# WHAT IS EXPECTED
Pictures aside, reproduce exactly and only the lines below, starting at the one containing "Parse this screenshot: output" and ending at the last line.

# EXERCISE DATA
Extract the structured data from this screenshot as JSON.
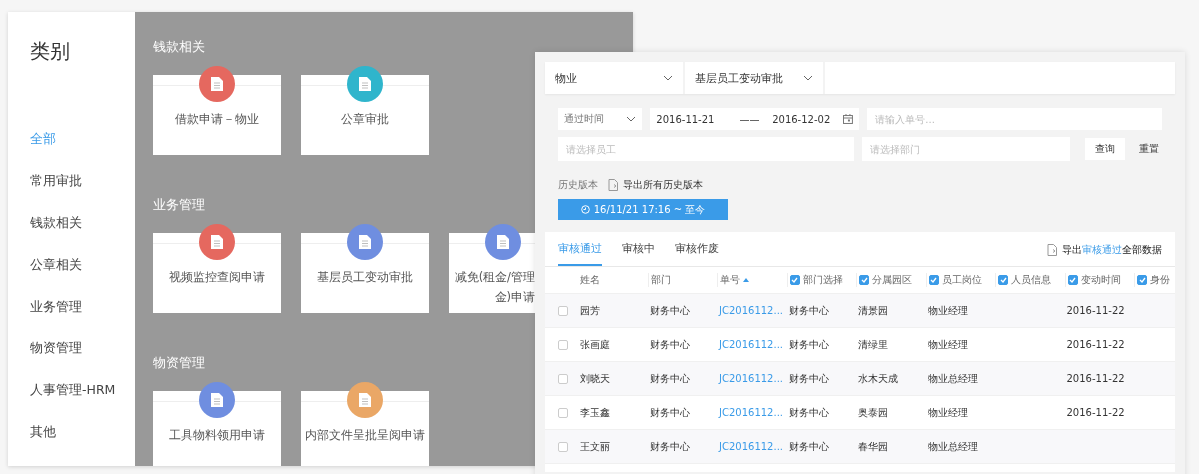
{
  "category_window": {
    "title": "类别",
    "sidebar": {
      "items": [
        {
          "label": "全部",
          "selected": true
        },
        {
          "label": "常用审批",
          "selected": false
        },
        {
          "label": "钱款相关",
          "selected": false
        },
        {
          "label": "公章相关",
          "selected": false
        },
        {
          "label": "业务管理",
          "selected": false
        },
        {
          "label": "物资管理",
          "selected": false
        },
        {
          "label": "人事管理-HRM",
          "selected": false
        },
        {
          "label": "其他",
          "selected": false
        }
      ]
    },
    "sections": [
      {
        "heading": "钱款相关",
        "cards": [
          {
            "lines": [
              "借款申请－物业"
            ],
            "color": "#e5685f"
          },
          {
            "lines": [
              "公章审批"
            ],
            "color": "#2fb5cc"
          }
        ]
      },
      {
        "heading": "业务管理",
        "cards": [
          {
            "lines": [
              "视频监控查阅申请"
            ],
            "color": "#e5685f"
          },
          {
            "lines": [
              "基层员工变动审批"
            ],
            "color": "#6f8ee0"
          },
          {
            "lines": [
              "减免(租金/管理",
              "金)申请"
            ],
            "color": "#6f8ee0",
            "covered": true
          }
        ]
      },
      {
        "heading": "物资管理",
        "cards": [
          {
            "lines": [
              "工具物料领用申请"
            ],
            "color": "#6f8ee0"
          },
          {
            "lines": [
              "内部文件呈批呈阅申请"
            ],
            "color": "#eaa766"
          }
        ]
      }
    ]
  },
  "approval_window": {
    "selects": [
      "物业",
      "基层员工变动审批"
    ],
    "filters": {
      "time_select": "通过时间",
      "date_from": "2016-11-21",
      "date_sep": "——",
      "date_to": "2016-12-02",
      "number_placeholder": "请输入单号...",
      "employee_placeholder": "请选择员工",
      "department_placeholder": "请选择部门",
      "query_button": "查询",
      "reset_button": "重置"
    },
    "history": {
      "label": "历史版本",
      "export": "导出所有历史版本",
      "version_button": "16/11/21 17:16 ~ 至今"
    },
    "tabs": [
      {
        "label": "审核通过",
        "selected": true
      },
      {
        "label": "审核中",
        "selected": false
      },
      {
        "label": "审核作废",
        "selected": false
      }
    ],
    "export_link": {
      "prefix": "导出",
      "highlight": "审核通过",
      "suffix": "全部数据"
    },
    "table": {
      "columns": [
        {
          "label": "姓名"
        },
        {
          "label": "部门"
        },
        {
          "label": "单号",
          "sortable": true
        },
        {
          "label": "部门选择",
          "checked": true
        },
        {
          "label": "分属园区",
          "checked": true
        },
        {
          "label": "员工岗位",
          "checked": true
        },
        {
          "label": "人员信息",
          "checked": true
        },
        {
          "label": "变动时间",
          "checked": true
        },
        {
          "label": "身份",
          "checked": true
        }
      ],
      "rows": [
        {
          "checked": false,
          "cells": [
            "园芳",
            "财务中心",
            "JC2016112...",
            "财务中心",
            "清景园",
            "物业经理",
            null,
            "2016-11-22"
          ]
        },
        {
          "checked": false,
          "cells": [
            "张画庭",
            "财务中心",
            "JC2016112...",
            "财务中心",
            "清绿里",
            "物业经理",
            null,
            "2016-11-22"
          ]
        },
        {
          "checked": false,
          "cells": [
            "刘晓天",
            "财务中心",
            "JC2016112...",
            "财务中心",
            "水木天成",
            "物业总经理",
            null,
            "2016-11-22"
          ]
        },
        {
          "checked": false,
          "cells": [
            "李玉鑫",
            "财务中心",
            "JC2016112...",
            "财务中心",
            "奥泰园",
            "物业经理",
            null,
            "2016-11-22"
          ]
        },
        {
          "checked": false,
          "cells": [
            "王文丽",
            "财务中心",
            "JC2016112...",
            "财务中心",
            "春华园",
            "物业总经理",
            null,
            null
          ]
        }
      ]
    }
  }
}
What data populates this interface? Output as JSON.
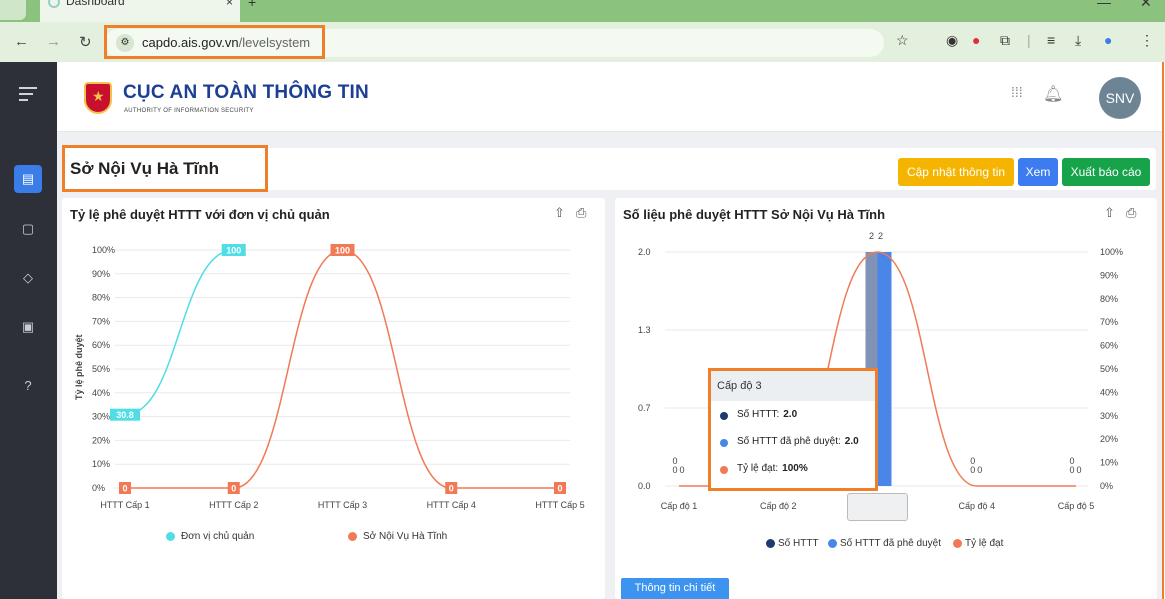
{
  "browser": {
    "tab_title": "Dashboard",
    "tab_close": "×",
    "new_tab": "+",
    "url_host": "capdo.ais.gov.vn",
    "url_path": "/levelsystem"
  },
  "header": {
    "org_name": "CỤC AN TOÀN THÔNG TIN",
    "org_sub": "AUTHORITY OF INFORMATION SECURITY",
    "avatar": "SNV"
  },
  "page": {
    "title": "Sở Nội Vụ Hà Tĩnh",
    "buttons": {
      "update": "Cập nhật thông tin",
      "view": "Xem",
      "export": "Xuất báo cáo"
    },
    "detail_button": "Thông tin chi tiết"
  },
  "left_chart_title": "Tỷ lệ phê duyệt HTTT với đơn vị chủ quản",
  "right_chart_title": "Số liệu phê duyệt HTTT Sở Nội Vụ Hà Tĩnh",
  "tooltip": {
    "title": "Cấp độ 3",
    "rows": [
      {
        "label": "Số HTTT:",
        "value": "2.0"
      },
      {
        "label": "Số HTTT đã phê duyệt:",
        "value": "2.0"
      },
      {
        "label": "Tỷ lệ đạt:",
        "value": "100%"
      }
    ]
  },
  "chart_data": [
    {
      "type": "line",
      "title": "Tỷ lệ phê duyệt HTTT với đơn vị chủ quản",
      "ylabel": "Tỷ lệ phê duyệt",
      "categories": [
        "HTTT Cấp 1",
        "HTTT Cấp 2",
        "HTTT Cấp 3",
        "HTTT Cấp 4",
        "HTTT Cấp 5"
      ],
      "yticks": [
        "0%",
        "10%",
        "20%",
        "30%",
        "40%",
        "50%",
        "60%",
        "70%",
        "80%",
        "90%",
        "100%"
      ],
      "ylim": [
        0,
        100
      ],
      "series": [
        {
          "name": "Đơn vị chủ quản",
          "color": "#4fdde6",
          "values": [
            30.8,
            100,
            null,
            null,
            null
          ],
          "labels": [
            "30.8",
            "100",
            "",
            "",
            ""
          ]
        },
        {
          "name": "Sở Nội Vụ Hà Tĩnh",
          "color": "#f07a55",
          "values": [
            0,
            0,
            100,
            0,
            0
          ],
          "labels": [
            "0",
            "0",
            "100",
            "0",
            "0"
          ]
        }
      ],
      "legend": "bottom"
    },
    {
      "type": "bar",
      "title": "Số liệu phê duyệt HTTT Sở Nội Vụ Hà Tĩnh",
      "categories": [
        "Cấp độ 1",
        "Cấp độ 2",
        "Cấp độ 3",
        "Cấp độ 4",
        "Cấp độ 5"
      ],
      "left_yticks": [
        "0.0",
        "0.7",
        "1.3",
        "2.0"
      ],
      "right_yticks": [
        "0%",
        "10%",
        "20%",
        "30%",
        "40%",
        "50%",
        "60%",
        "70%",
        "80%",
        "90%",
        "100%"
      ],
      "ylim": [
        0,
        2
      ],
      "series": [
        {
          "name": "Số HTTT",
          "color": "#1e3a6e",
          "values": [
            0,
            0,
            2,
            0,
            0
          ]
        },
        {
          "name": "Số HTTT đã phê duyệt",
          "color": "#4a86e8",
          "values": [
            0,
            0,
            2,
            0,
            0
          ]
        },
        {
          "name": "Tỷ lệ đạt",
          "color": "#f07a55",
          "type": "line",
          "values": [
            0,
            0,
            100,
            0,
            0
          ]
        }
      ],
      "top_label": "2",
      "legend": "bottom"
    }
  ]
}
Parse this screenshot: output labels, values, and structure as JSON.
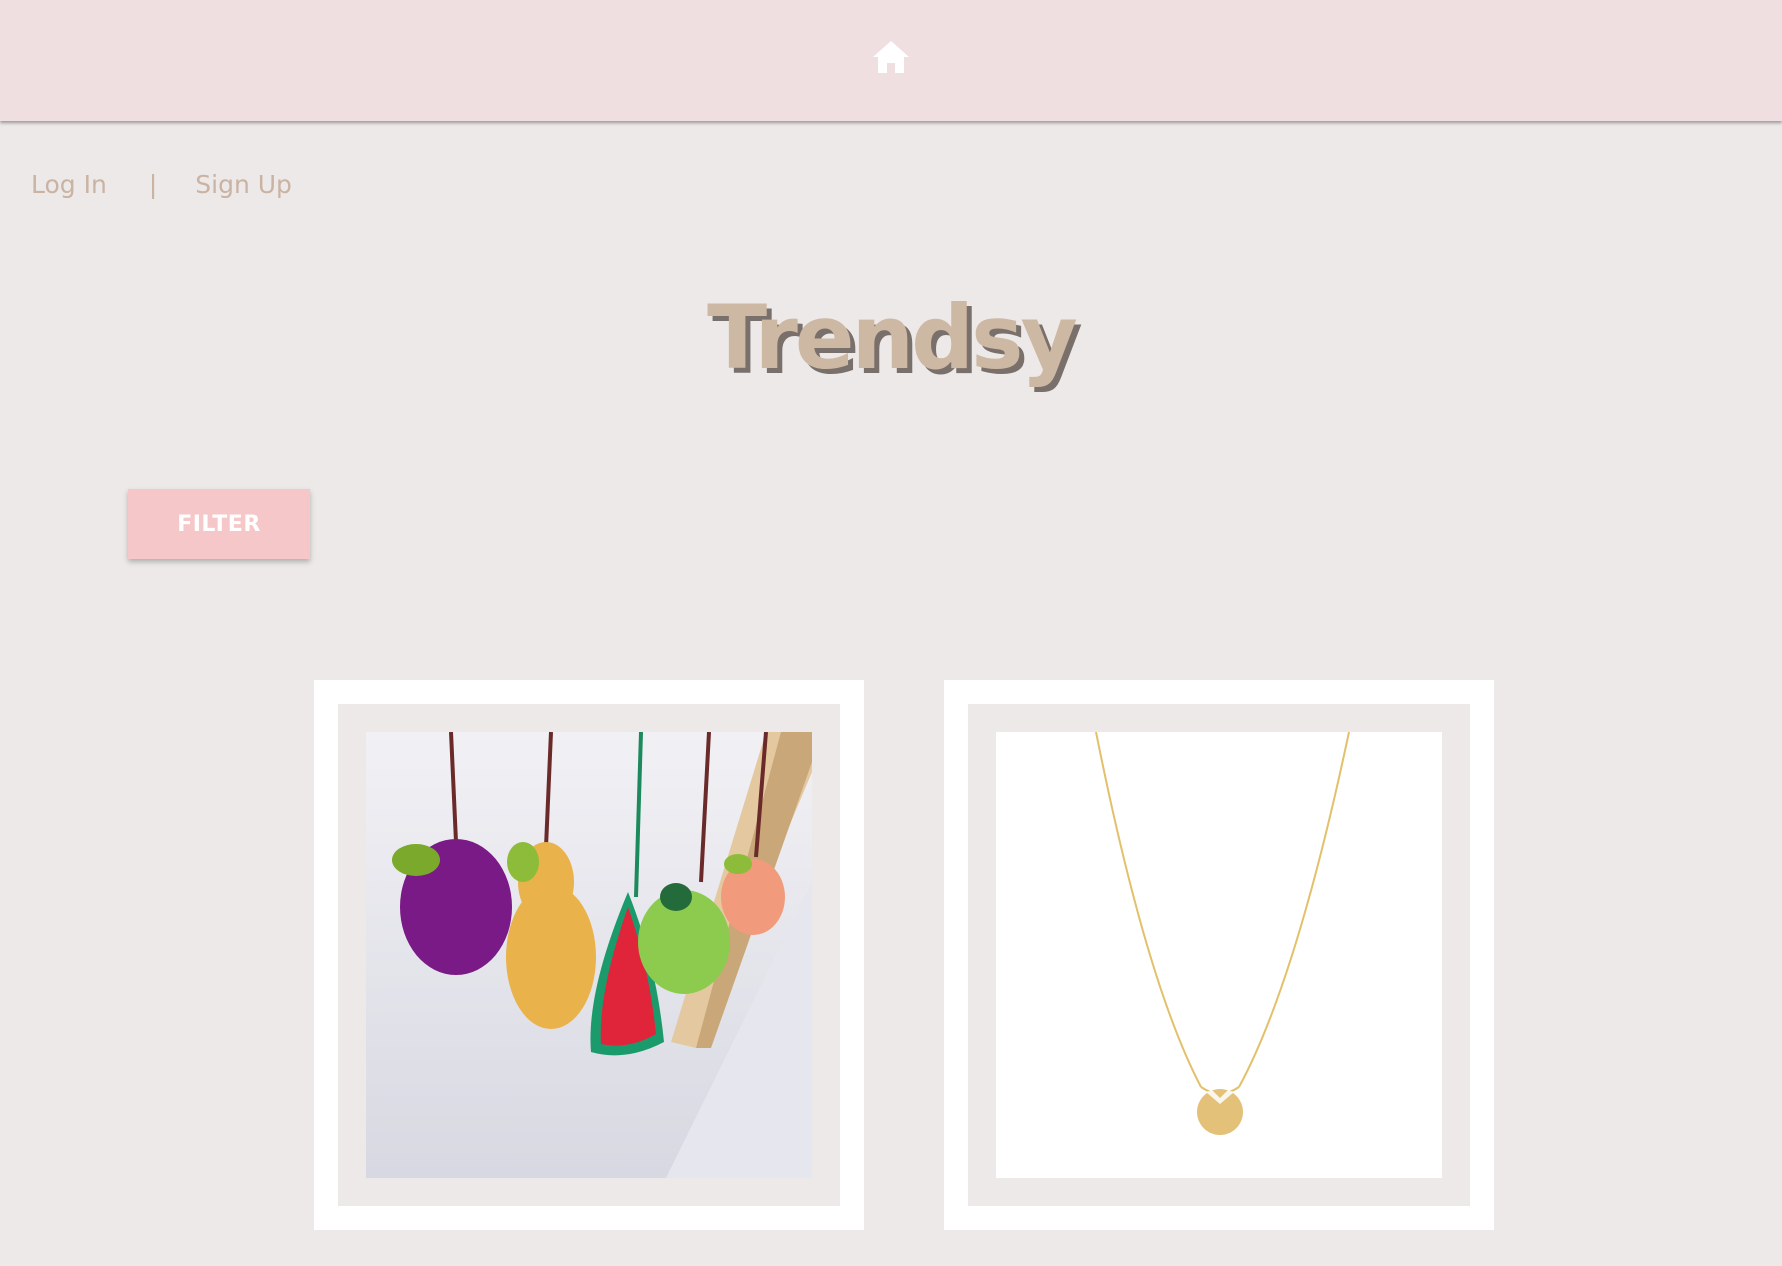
{
  "header": {
    "home_icon": "home-icon",
    "background": "#f0dfe1"
  },
  "auth": {
    "login_label": "Log In",
    "separator": "|",
    "signup_label": "Sign Up"
  },
  "brand": {
    "title": "Trendsy"
  },
  "filter": {
    "label": "FILTER"
  },
  "products": [
    {
      "image": "crocheted-fruit-mobile"
    },
    {
      "image": "gold-pendant-necklace"
    }
  ],
  "colors": {
    "page_bg": "#ede9e9",
    "accent_text": "#c9b3a2",
    "filter_bg": "#f6c7c9"
  }
}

# ANSWER TO THIS PROBLEM
Parse this screenshot: output labels, values, and structure as JSON.
{
  "header": {
    "home_icon": "home-icon",
    "background": "#f0dfe1"
  },
  "auth": {
    "login_label": "Log In",
    "separator": "|",
    "signup_label": "Sign Up"
  },
  "brand": {
    "title": "Trendsy"
  },
  "filter": {
    "label": "FILTER"
  },
  "products": [
    {
      "image": "crocheted-fruit-mobile"
    },
    {
      "image": "gold-pendant-necklace"
    }
  ],
  "colors": {
    "page_bg": "#ede9e9",
    "accent_text": "#c9b3a2",
    "filter_bg": "#f6c7c9"
  }
}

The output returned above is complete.